They have managed just five in seven Uefa Cup ties, the latest being Steve Chettle's header in the 2-1 first-leg defeat in Munich a fortnight ago.

That away goal has put Forest a 1-0 win away from being the first English team to make the Uefa Cup's last four in a dozen years. Not since Forest themselves, and eventual winners Tottenham (remember Tony Parks' penalty heroics in the final), made the 1984 semi-finals has an English club progressed as far. Once the property of England, with nine wins in 14 years, it has become an Italian fiefdom.

While Forest were held at Middlesbrough at the weekend, Bayern briefly went top of the Bundesliga by beating Kaiserslauten (Borussia Dortmund have since displaced them). However, all is not well. Mehmet Scholl, the most influential player in the first leg, was dismissed on Saturday and there are continued reports of disaffection in the ranks - not that Clark was making anything of them.

"We have been hearing that from day one," the Forest manager said. "It does not seem to have done them any harm.
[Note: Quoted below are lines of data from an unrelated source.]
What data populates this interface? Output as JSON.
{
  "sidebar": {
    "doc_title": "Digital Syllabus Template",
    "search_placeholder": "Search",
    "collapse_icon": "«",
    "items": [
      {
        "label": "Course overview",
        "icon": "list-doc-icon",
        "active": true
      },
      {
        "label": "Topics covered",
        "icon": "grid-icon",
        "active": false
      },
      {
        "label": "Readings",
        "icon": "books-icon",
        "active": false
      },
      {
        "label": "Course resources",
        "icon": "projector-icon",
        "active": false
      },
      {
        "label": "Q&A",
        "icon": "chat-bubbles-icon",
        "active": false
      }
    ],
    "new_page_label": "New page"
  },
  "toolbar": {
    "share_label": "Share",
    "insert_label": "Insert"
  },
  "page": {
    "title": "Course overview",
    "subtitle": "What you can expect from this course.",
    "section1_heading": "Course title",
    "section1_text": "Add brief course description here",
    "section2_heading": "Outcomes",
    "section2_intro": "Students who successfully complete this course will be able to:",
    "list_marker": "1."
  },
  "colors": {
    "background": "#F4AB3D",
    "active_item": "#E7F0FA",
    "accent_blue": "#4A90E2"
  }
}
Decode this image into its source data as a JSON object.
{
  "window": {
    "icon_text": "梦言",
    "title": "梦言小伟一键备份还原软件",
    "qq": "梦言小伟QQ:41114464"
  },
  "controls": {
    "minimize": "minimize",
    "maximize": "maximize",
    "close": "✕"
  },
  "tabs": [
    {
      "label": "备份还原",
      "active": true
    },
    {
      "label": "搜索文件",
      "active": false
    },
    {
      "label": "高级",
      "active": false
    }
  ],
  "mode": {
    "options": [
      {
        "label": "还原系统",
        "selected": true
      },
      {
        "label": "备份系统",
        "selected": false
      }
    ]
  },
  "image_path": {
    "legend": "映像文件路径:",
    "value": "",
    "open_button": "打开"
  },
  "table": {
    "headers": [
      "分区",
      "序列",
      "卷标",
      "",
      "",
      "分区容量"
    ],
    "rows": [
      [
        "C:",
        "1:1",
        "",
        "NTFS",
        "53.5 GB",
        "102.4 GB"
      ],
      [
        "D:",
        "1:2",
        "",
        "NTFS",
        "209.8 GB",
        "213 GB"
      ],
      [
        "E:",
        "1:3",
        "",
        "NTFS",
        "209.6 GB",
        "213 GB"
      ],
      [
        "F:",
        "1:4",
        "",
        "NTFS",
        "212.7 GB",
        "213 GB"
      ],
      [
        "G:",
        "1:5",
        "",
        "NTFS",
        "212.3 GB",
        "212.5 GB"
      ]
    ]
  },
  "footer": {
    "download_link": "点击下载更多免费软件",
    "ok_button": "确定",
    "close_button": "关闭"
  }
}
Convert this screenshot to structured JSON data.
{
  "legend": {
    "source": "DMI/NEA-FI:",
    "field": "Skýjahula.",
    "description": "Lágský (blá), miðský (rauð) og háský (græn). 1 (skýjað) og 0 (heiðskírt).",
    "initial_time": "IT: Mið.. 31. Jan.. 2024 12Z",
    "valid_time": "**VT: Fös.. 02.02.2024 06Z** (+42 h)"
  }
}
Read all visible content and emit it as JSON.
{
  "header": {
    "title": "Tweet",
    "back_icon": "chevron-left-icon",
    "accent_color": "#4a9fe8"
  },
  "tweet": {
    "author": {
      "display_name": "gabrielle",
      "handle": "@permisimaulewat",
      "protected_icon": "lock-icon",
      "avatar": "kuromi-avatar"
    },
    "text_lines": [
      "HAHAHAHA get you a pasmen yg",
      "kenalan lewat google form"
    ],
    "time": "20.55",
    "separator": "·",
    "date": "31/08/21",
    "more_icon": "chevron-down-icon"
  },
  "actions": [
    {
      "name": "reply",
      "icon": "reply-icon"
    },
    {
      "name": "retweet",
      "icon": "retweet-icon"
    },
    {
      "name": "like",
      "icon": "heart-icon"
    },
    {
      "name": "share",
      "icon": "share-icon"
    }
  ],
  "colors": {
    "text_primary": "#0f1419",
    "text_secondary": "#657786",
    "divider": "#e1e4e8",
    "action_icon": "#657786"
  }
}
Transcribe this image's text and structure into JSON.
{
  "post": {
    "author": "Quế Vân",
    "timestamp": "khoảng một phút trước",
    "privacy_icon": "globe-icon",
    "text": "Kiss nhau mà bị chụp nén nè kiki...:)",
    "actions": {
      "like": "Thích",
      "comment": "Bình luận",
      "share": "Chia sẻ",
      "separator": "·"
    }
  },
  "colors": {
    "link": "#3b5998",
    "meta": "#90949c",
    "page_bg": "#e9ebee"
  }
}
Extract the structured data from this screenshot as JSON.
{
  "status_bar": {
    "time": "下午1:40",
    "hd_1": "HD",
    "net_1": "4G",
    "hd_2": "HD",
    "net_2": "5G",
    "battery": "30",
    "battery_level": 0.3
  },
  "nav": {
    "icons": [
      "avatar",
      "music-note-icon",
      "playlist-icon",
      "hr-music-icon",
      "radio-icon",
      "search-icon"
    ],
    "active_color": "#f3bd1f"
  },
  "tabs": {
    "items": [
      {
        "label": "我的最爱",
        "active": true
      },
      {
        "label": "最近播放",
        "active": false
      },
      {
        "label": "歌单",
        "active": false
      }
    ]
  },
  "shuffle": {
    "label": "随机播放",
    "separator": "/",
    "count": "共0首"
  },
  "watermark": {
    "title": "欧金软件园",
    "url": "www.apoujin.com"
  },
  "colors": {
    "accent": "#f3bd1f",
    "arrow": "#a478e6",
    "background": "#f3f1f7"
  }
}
You get personality clashes in any dressing-room."

Clark speaks from experience. Stan Collymore was a man apart from his team-mates and manager during Forest's final 13 matches last season, yet they won nine and drew the other four.

"They are going to give us a tremendous test," Clark added. "I have always thought we are capable of getting past them, but only our best form will do it."

Forest will have Colin Cooper back from suspension and with Des Lyttle restored to the right-back position, their regular European defensive unit (two goals conceded in six games) will be in place. They are aware that Bayern are strong on the counter-attack - they scored five away to Lokomotiv Moscow in a previous round, after losing the first leg.

Jurgen Klinsmann, who scored twice that night and in the first leg against Forest, has now scored 12 goals in the competition. Although he will be without his injured partner, Alexander Zickler, he remains the main threat.

"The difference between Bayern and the French teams we played [Auxerre and Lyon] is that they are capable of scoring goals out of nothing, especially Klinsmann. That is why we cannot throw ourselves at them looking for the quick goal," Steve Stone said.

Even if Forest stop Klinsmann, they still have to get that goal. No Forest player has managed double figures this season and their top scorer and most inspirational forward, Bryan Roy, is struggling with a thigh injury. Jason Lee, who has not started a game this year, stands by.

Stone and Ian Woan, who both missed the Middlesbrough match through injury, should return, but Forest will be without the suspended Scot Gemmill in midfield. David Phillips is likely to deputise if fit.

"Not too many people are giving us a chance," Cooper said, "but the same people thought we would get beaten in every round so far."

Forest's preparation has not been helped by unfounded speculation linking Clark to the England post. While he would be a reasonable choice, it is not one the Football Association have made and Clark himself appeared angered, rather than flattered, by the report.

"I have not had any contact with any representatives of the FA," he said. "It is embarrassing to me at a time when all our efforts should be focused."

All the same, should Forest gain a tactical and actual victory tonight, the prospect of Clark succeeding Terry Venables would harden from unlikely to intriguing. However, while Bayern are not the stuff of Bavarian legend, neither are Forest, and neither Clark, nor his team, are likely to progress in the immediate future.